or en·sor·cel  (ĕn-sôr′səl)
tr.v. en·sor·celled, en·sor·cel·ling, en·sor·cells or en·sor·celed or en·sor·cel·ing or en·sor·cels
To enchant; bewitch.

[French ensorceler, from Old French ensorcerer, ensorceler : en-, intensive pref.; see en-1 + sorcier, sorcerer; see sorcerer.]

en·sor′cell·ment n.
American Heritage® Dictionary of the English Language, Fifth Edition. Copyright © 2016 by Houghton Mifflin Harcourt Publishing Company. Published by Houghton Mifflin Harcourt Publishing Company. All rights reserved.
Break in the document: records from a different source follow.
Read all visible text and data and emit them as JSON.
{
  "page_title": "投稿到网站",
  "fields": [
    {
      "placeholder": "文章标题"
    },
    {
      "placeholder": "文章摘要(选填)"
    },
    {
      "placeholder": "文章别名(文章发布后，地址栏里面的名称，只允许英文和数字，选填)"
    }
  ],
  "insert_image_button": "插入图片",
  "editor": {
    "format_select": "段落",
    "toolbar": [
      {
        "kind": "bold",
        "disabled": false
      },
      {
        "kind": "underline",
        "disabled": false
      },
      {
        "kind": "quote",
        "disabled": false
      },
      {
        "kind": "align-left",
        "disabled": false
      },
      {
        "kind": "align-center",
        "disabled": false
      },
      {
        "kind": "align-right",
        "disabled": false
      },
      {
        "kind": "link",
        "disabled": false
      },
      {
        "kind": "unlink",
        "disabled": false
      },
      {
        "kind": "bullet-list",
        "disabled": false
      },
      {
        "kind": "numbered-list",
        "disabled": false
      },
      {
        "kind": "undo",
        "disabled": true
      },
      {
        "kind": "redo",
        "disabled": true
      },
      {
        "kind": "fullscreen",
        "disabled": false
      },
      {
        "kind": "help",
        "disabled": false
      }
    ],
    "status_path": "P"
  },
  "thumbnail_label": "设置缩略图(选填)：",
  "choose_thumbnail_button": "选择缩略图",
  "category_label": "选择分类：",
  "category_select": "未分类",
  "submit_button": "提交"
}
the act of enchanting
Collins English Dictionary – Complete and Unabridged, 12th Edition 2014 © HarperCollins Publishers 1991, 1994, 1998, 2000, 2003, 2006, 2007, 2009, 2011, 2014
References in periodicals archive ?
Anyone for ensorcellment, immarcescible, appurtenance, hyponatraemia or hendiadys?
In addition, readers are never given enough information to learn whether this is in fact a seduction (i.e., Theoden chose the error) or simply an ensorcellment (Wormtongue used spells to force weakness upon the king).
(30.) Interestingly Keen (2006: 522) reports that piercing the footprint with hot wire was a method of ensorcellment.
This is a case of ensorcellment if there ever was one.
Napoleon's kin were quick in say that their own tobacco did not cause people to behave in Napoleon's fashion, and so indeed, that Napoleon's actions stemmed from some evil, foreign substance, perhaps even from ensorcellment. For them, he was in need of healing.